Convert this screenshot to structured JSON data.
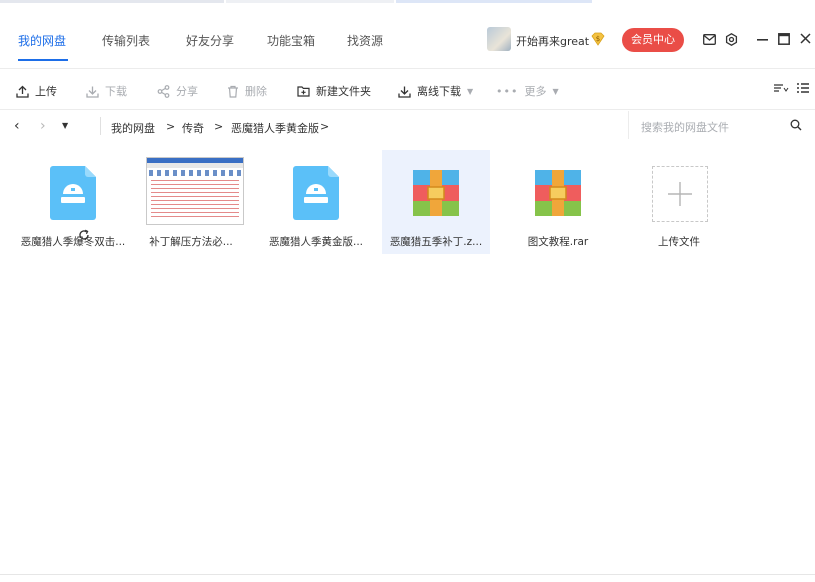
{
  "colors": {
    "accent": "#1d6ee8",
    "member": "#ea4d47",
    "selected_bg": "#ecf2fd",
    "doc_icon": "#5bc0f8"
  },
  "header": {
    "tabs": [
      "我的网盘",
      "传输列表",
      "好友分享",
      "功能宝箱",
      "找资源"
    ],
    "active_tab": 0,
    "username": "开始再来great",
    "member_button": "会员中心"
  },
  "toolbar": {
    "upload": "上传",
    "download": "下载",
    "share": "分享",
    "delete": "删除",
    "new_folder": "新建文件夹",
    "offline_download": "离线下载",
    "more": "更多"
  },
  "path": {
    "items": [
      "我的网盘",
      "传奇",
      "恶魔猎人季黄金版"
    ],
    "separator": ">",
    "search_placeholder": "搜索我的网盘文件"
  },
  "files": [
    {
      "name": "恶魔猎人季爆冬双击...",
      "icon": "doc-icon",
      "selected": false
    },
    {
      "name": "补丁解压方法必...",
      "icon": "image-thumbnail",
      "selected": false
    },
    {
      "name": "恶魔猎人季黄金版...",
      "icon": "doc-icon",
      "selected": false
    },
    {
      "name": "恶魔猎五季补丁.z...",
      "icon": "archive-icon",
      "selected": true
    },
    {
      "name": "图文教程.rar",
      "icon": "archive-icon",
      "selected": false
    },
    {
      "name": "上传文件",
      "icon": "plus-icon",
      "selected": false
    }
  ]
}
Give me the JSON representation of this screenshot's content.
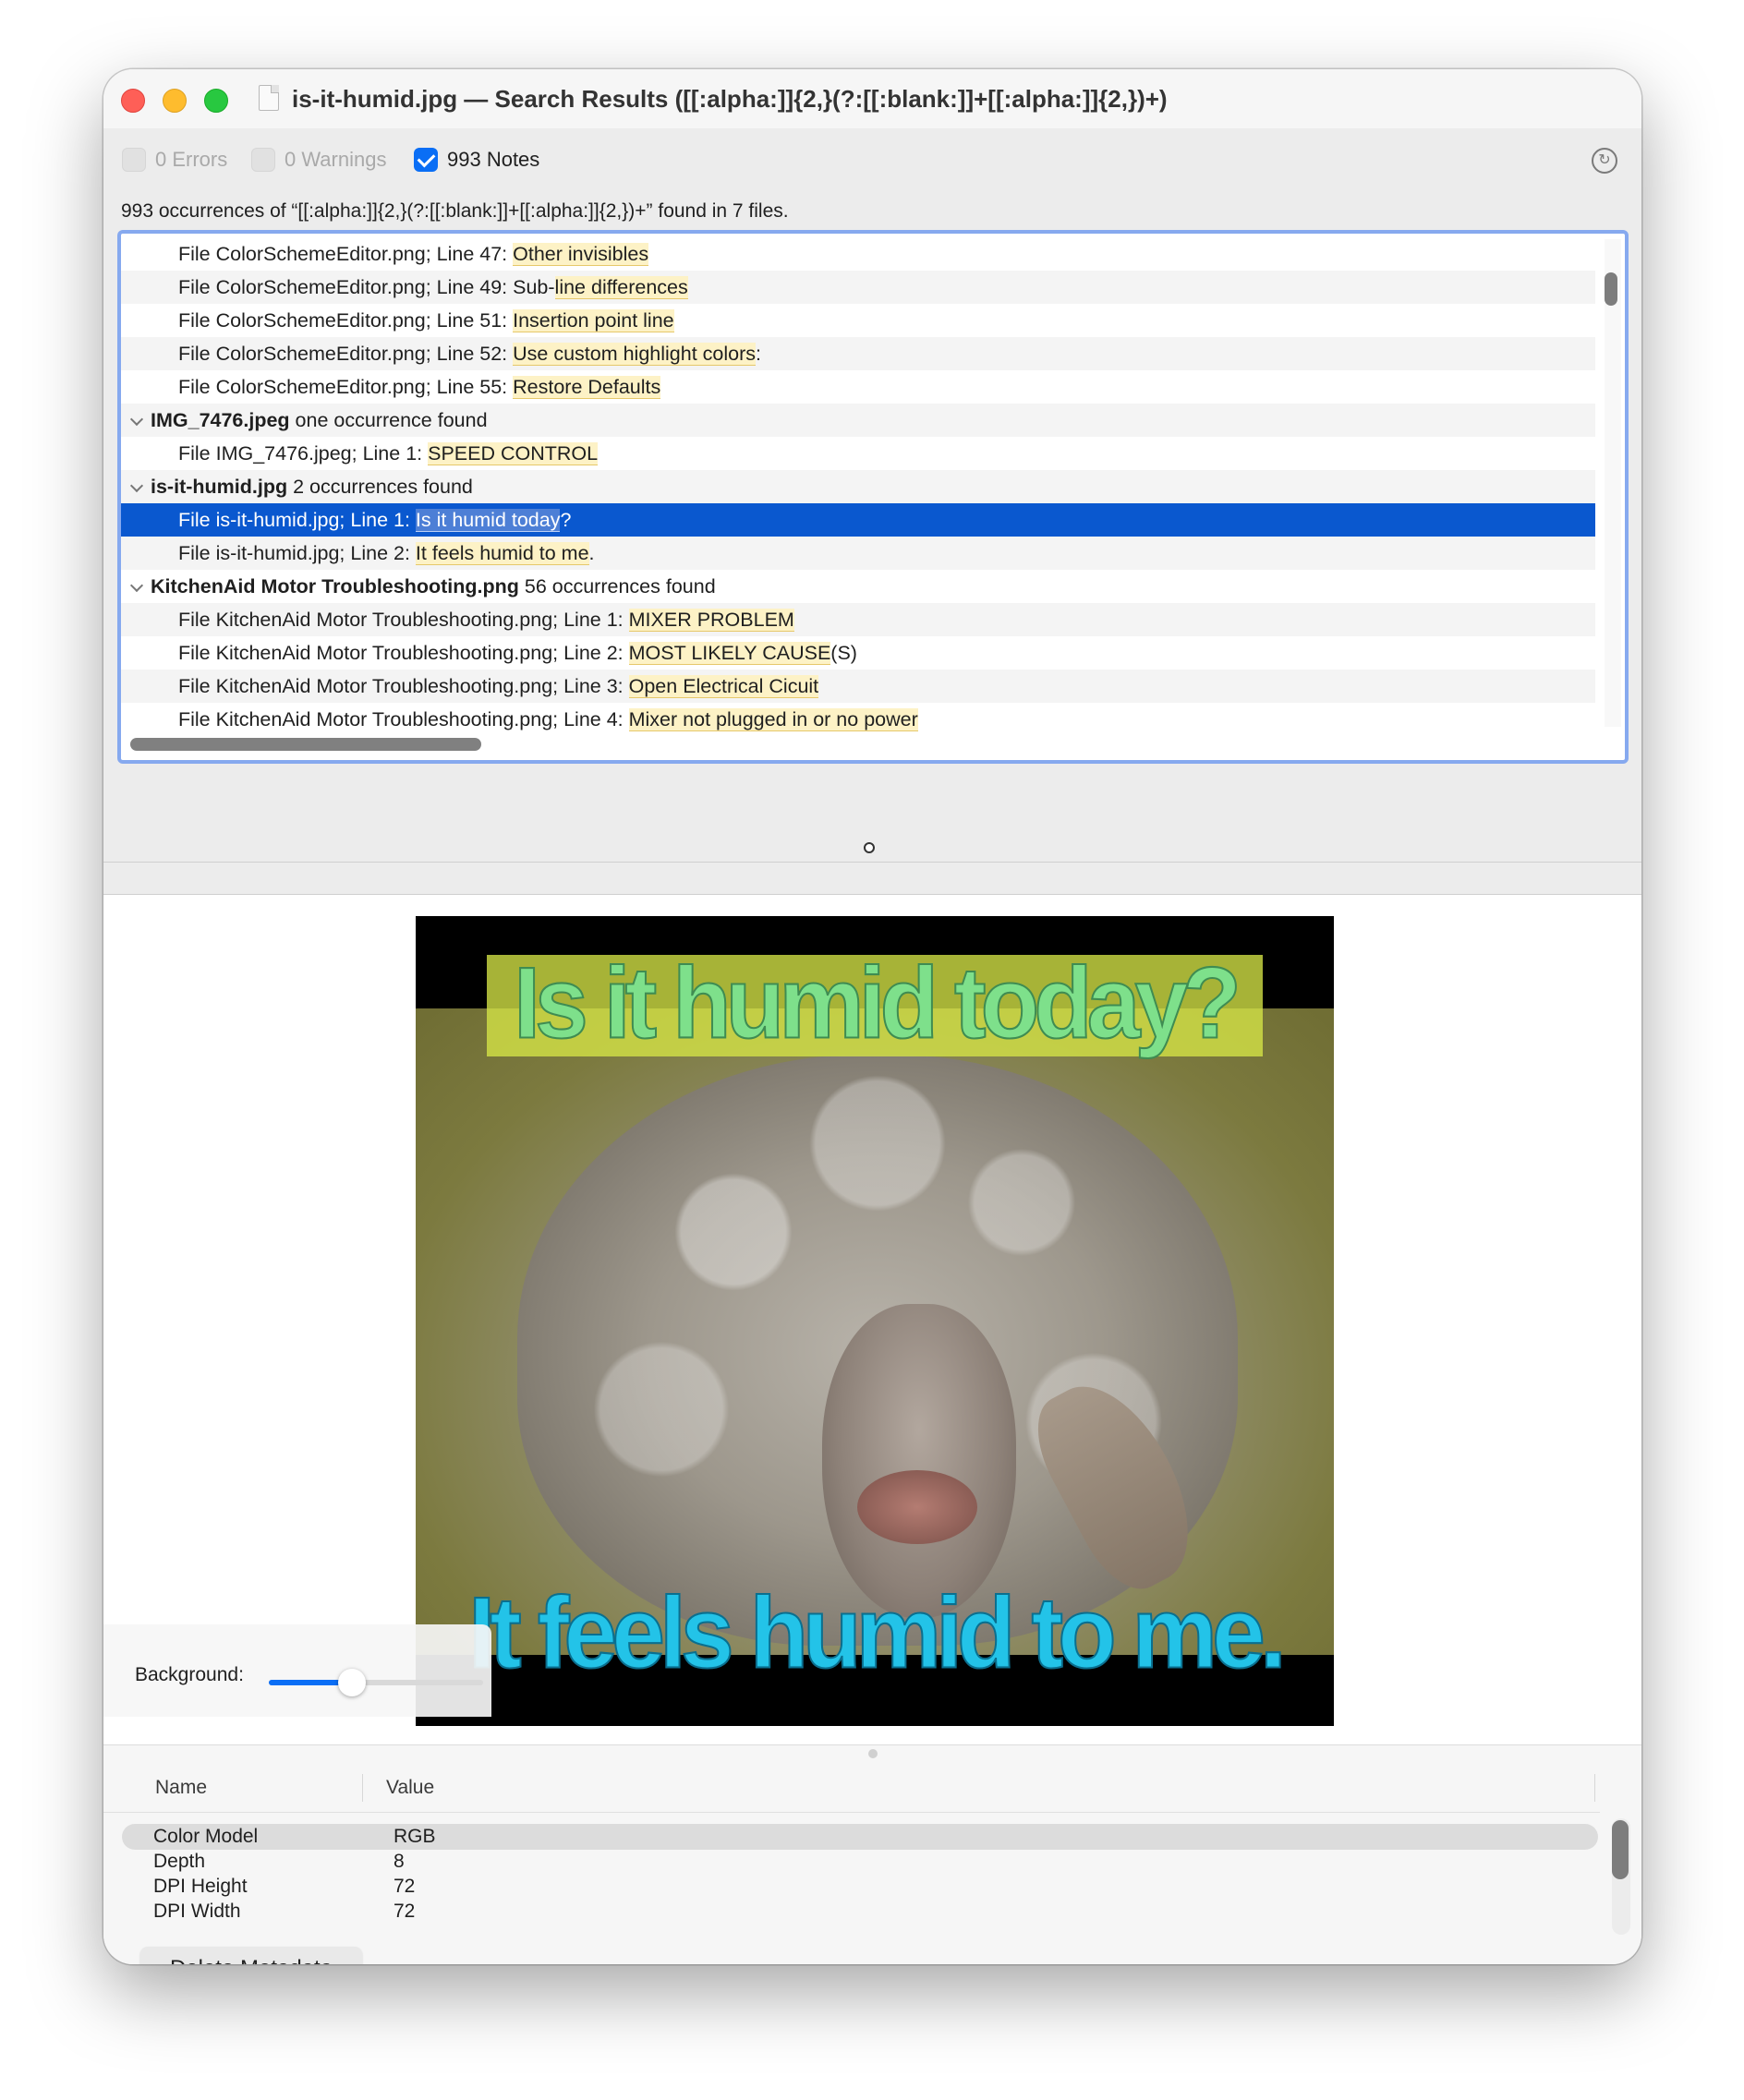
{
  "window": {
    "title": "is-it-humid.jpg — Search Results ([[:alpha:]]{2,}(?:[[:blank:]]+[[:alpha:]]{2,})+)"
  },
  "filters": {
    "errors_label": "0 Errors",
    "warnings_label": "0 Warnings",
    "notes_label": "993 Notes",
    "notes_checked": true
  },
  "summary": "993 occurrences of “[[:alpha:]]{2,}(?:[[:blank:]]+[[:alpha:]]{2,})+” found in 7 files.",
  "results": [
    {
      "kind": "item",
      "prefix": "File ColorSchemeEditor.png; Line 47: ",
      "match": "Other invisibles",
      "suffix": ""
    },
    {
      "kind": "item",
      "prefix": "File ColorSchemeEditor.png; Line 49: Sub-",
      "match": "line differences",
      "suffix": ""
    },
    {
      "kind": "item",
      "prefix": "File ColorSchemeEditor.png; Line 51: ",
      "match": "Insertion point line",
      "suffix": ""
    },
    {
      "kind": "item",
      "prefix": "File ColorSchemeEditor.png; Line 52: ",
      "match": "Use custom highlight colors",
      "suffix": ":"
    },
    {
      "kind": "item",
      "prefix": "File ColorSchemeEditor.png; Line 55: ",
      "match": "Restore Defaults",
      "suffix": ""
    },
    {
      "kind": "group",
      "file": "IMG_7476.jpeg",
      "count": " one occurrence found"
    },
    {
      "kind": "item",
      "prefix": "File IMG_7476.jpeg; Line 1: ",
      "match": "SPEED CONTROL",
      "suffix": ""
    },
    {
      "kind": "group",
      "file": "is-it-humid.jpg",
      "count": " 2 occurrences found"
    },
    {
      "kind": "item",
      "prefix": "File is-it-humid.jpg; Line 1: ",
      "match": "Is it humid today",
      "suffix": "?",
      "selected": true
    },
    {
      "kind": "item",
      "prefix": "File is-it-humid.jpg; Line 2: ",
      "match": "It feels humid to me",
      "suffix": "."
    },
    {
      "kind": "group",
      "file": "KitchenAid Motor Troubleshooting.png",
      "count": " 56 occurrences found"
    },
    {
      "kind": "item",
      "prefix": "File KitchenAid Motor Troubleshooting.png; Line 1: ",
      "match": "MIXER PROBLEM",
      "suffix": ""
    },
    {
      "kind": "item",
      "prefix": "File KitchenAid Motor Troubleshooting.png; Line 2: ",
      "match": "MOST LIKELY CAUSE",
      "suffix": "(S)"
    },
    {
      "kind": "item",
      "prefix": "File KitchenAid Motor Troubleshooting.png; Line 3: ",
      "match": "Open Electrical Cicuit",
      "suffix": ""
    },
    {
      "kind": "item",
      "prefix": "File KitchenAid Motor Troubleshooting.png; Line 4: ",
      "match": "Mixer not plugged in or no power",
      "suffix": ""
    }
  ],
  "preview": {
    "meme_top_text": "Is it humid today?",
    "meme_bottom_text": "It feels humid to me.",
    "background_label": "Background:",
    "background_level": 0.39
  },
  "metadata": {
    "col_name": "Name",
    "col_value": "Value",
    "rows": [
      {
        "name": "Color Model",
        "value": "RGB",
        "selected": true
      },
      {
        "name": "Depth",
        "value": "8"
      },
      {
        "name": "DPI Height",
        "value": "72"
      },
      {
        "name": "DPI Width",
        "value": "72"
      }
    ],
    "delete_label": "Delete Metadata"
  },
  "icons": {
    "document": "document-icon",
    "refresh": "refresh-icon",
    "disclosure": "chevron-down-icon"
  },
  "colors": {
    "accent": "#0a6ef5",
    "selection": "#0a58cf",
    "match_highlight": "#fdf2c6",
    "close": "#fe5f57",
    "minimize": "#febc2e",
    "zoom": "#28c840"
  }
}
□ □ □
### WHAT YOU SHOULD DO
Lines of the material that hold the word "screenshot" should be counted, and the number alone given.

### EXERCISE ANSWER
2